● **Task requirements**
Reproduce all the data verbatim.

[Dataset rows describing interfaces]

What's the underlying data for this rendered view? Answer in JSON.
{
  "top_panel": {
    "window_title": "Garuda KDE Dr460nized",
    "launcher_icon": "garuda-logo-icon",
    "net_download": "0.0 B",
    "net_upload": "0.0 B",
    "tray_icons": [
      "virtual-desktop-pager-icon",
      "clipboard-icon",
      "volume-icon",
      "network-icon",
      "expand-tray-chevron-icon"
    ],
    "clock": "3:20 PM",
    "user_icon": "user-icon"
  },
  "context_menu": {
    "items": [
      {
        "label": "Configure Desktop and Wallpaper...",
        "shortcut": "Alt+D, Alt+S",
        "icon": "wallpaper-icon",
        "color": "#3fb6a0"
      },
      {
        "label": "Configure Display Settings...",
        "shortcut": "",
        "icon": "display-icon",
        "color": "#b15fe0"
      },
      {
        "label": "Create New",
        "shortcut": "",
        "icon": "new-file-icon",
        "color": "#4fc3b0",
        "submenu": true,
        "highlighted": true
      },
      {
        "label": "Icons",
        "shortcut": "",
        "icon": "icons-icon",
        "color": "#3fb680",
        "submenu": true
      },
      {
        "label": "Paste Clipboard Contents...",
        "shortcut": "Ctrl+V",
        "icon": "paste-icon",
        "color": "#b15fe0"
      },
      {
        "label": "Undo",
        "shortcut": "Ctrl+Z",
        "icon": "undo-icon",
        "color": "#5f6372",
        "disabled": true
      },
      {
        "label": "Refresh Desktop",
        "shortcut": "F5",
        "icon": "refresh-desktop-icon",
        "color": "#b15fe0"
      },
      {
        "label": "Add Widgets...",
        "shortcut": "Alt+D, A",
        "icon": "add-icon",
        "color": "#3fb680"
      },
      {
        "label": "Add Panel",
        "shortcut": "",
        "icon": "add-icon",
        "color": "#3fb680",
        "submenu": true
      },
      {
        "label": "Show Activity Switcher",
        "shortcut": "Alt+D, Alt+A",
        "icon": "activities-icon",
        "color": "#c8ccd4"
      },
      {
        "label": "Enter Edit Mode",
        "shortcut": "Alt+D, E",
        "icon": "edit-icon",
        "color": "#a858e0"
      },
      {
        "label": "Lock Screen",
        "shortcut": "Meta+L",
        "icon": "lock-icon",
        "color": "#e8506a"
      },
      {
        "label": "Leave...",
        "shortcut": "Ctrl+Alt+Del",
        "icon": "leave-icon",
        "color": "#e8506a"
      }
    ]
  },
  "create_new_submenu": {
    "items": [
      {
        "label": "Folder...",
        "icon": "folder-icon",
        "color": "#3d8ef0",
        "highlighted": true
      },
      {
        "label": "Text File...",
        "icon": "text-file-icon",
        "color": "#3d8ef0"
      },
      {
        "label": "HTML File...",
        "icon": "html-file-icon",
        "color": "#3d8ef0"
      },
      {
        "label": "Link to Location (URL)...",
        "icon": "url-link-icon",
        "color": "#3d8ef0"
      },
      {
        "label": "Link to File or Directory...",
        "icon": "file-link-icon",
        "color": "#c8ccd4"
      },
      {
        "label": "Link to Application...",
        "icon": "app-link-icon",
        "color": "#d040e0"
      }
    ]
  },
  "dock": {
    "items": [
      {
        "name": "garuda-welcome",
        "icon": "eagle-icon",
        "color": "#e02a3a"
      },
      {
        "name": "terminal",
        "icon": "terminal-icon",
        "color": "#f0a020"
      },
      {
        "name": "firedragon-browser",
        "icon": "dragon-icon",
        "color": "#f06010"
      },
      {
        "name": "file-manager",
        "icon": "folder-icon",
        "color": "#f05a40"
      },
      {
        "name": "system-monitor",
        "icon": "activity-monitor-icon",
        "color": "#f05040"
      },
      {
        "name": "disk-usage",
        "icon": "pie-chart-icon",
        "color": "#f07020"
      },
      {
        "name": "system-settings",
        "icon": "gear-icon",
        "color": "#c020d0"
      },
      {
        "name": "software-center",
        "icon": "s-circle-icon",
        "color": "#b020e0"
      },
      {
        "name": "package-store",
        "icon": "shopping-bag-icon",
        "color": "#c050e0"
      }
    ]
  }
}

● **Your response**
What's the underlying data for this rendered view? Answer in JSON.
{
  "top_panel": {
    "window_title": "Garuda KDE Dr460nized",
    "launcher_icon": "garuda-logo-icon",
    "net_download": "0.0 B",
    "net_upload": "0.0 B",
    "tray_icons": [
      "virtual-desktop-pager-icon",
      "clipboard-icon",
      "volume-icon",
      "network-icon",
      "expand-tray-chevron-icon"
    ],
    "clock": "3:20 PM",
    "user_icon": "user-icon"
  },
  "context_menu": {
    "items": [
      {
        "label": "Configure Desktop and Wallpaper...",
        "shortcut": "Alt+D, Alt+S",
        "icon": "wallpaper-icon",
        "color": "#3fb6a0"
      },
      {
        "label": "Configure Display Settings...",
        "shortcut": "",
        "icon": "display-icon",
        "color": "#b15fe0"
      },
      {
        "label": "Create New",
        "shortcut": "",
        "icon": "new-file-icon",
        "color": "#4fc3b0",
        "submenu": true,
        "highlighted": true
      },
      {
        "label": "Icons",
        "shortcut": "",
        "icon": "icons-icon",
        "color": "#3fb680",
        "submenu": true
      },
      {
        "label": "Paste Clipboard Contents...",
        "shortcut": "Ctrl+V",
        "icon": "paste-icon",
        "color": "#b15fe0"
      },
      {
        "label": "Undo",
        "shortcut": "Ctrl+Z",
        "icon": "undo-icon",
        "color": "#5f6372",
        "disabled": true
      },
      {
        "label": "Refresh Desktop",
        "shortcut": "F5",
        "icon": "refresh-desktop-icon",
        "color": "#b15fe0"
      },
      {
        "label": "Add Widgets...",
        "shortcut": "Alt+D, A",
        "icon": "add-icon",
        "color": "#3fb680"
      },
      {
        "label": "Add Panel",
        "shortcut": "",
        "icon": "add-icon",
        "color": "#3fb680",
        "submenu": true
      },
      {
        "label": "Show Activity Switcher",
        "shortcut": "Alt+D, Alt+A",
        "icon": "activities-icon",
        "color": "#c8ccd4"
      },
      {
        "label": "Enter Edit Mode",
        "shortcut": "Alt+D, E",
        "icon": "edit-icon",
        "color": "#a858e0"
      },
      {
        "label": "Lock Screen",
        "shortcut": "Meta+L",
        "icon": "lock-icon",
        "color": "#e8506a"
      },
      {
        "label": "Leave...",
        "shortcut": "Ctrl+Alt+Del",
        "icon": "leave-icon",
        "color": "#e8506a"
      }
    ]
  },
  "create_new_submenu": {
    "items": [
      {
        "label": "Folder...",
        "icon": "folder-icon",
        "color": "#3d8ef0",
        "highlighted": true
      },
      {
        "label": "Text File...",
        "icon": "text-file-icon",
        "color": "#3d8ef0"
      },
      {
        "label": "HTML File...",
        "icon": "html-file-icon",
        "color": "#3d8ef0"
      },
      {
        "label": "Link to Location (URL)...",
        "icon": "url-link-icon",
        "color": "#3d8ef0"
      },
      {
        "label": "Link to File or Directory...",
        "icon": "file-link-icon",
        "color": "#c8ccd4"
      },
      {
        "label": "Link to Application...",
        "icon": "app-link-icon",
        "color": "#d040e0"
      }
    ]
  },
  "dock": {
    "items": [
      {
        "name": "garuda-welcome",
        "icon": "eagle-icon",
        "color": "#e02a3a"
      },
      {
        "name": "terminal",
        "icon": "terminal-icon",
        "color": "#f0a020"
      },
      {
        "name": "firedragon-browser",
        "icon": "dragon-icon",
        "color": "#f06010"
      },
      {
        "name": "file-manager",
        "icon": "folder-icon",
        "color": "#f05a40"
      },
      {
        "name": "system-monitor",
        "icon": "activity-monitor-icon",
        "color": "#f05040"
      },
      {
        "name": "disk-usage",
        "icon": "pie-chart-icon",
        "color": "#f07020"
      },
      {
        "name": "system-settings",
        "icon": "gear-icon",
        "color": "#c020d0"
      },
      {
        "name": "software-center",
        "icon": "s-circle-icon",
        "color": "#b020e0"
      },
      {
        "name": "package-store",
        "icon": "shopping-bag-icon",
        "color": "#c050e0"
      }
    ]
  }
}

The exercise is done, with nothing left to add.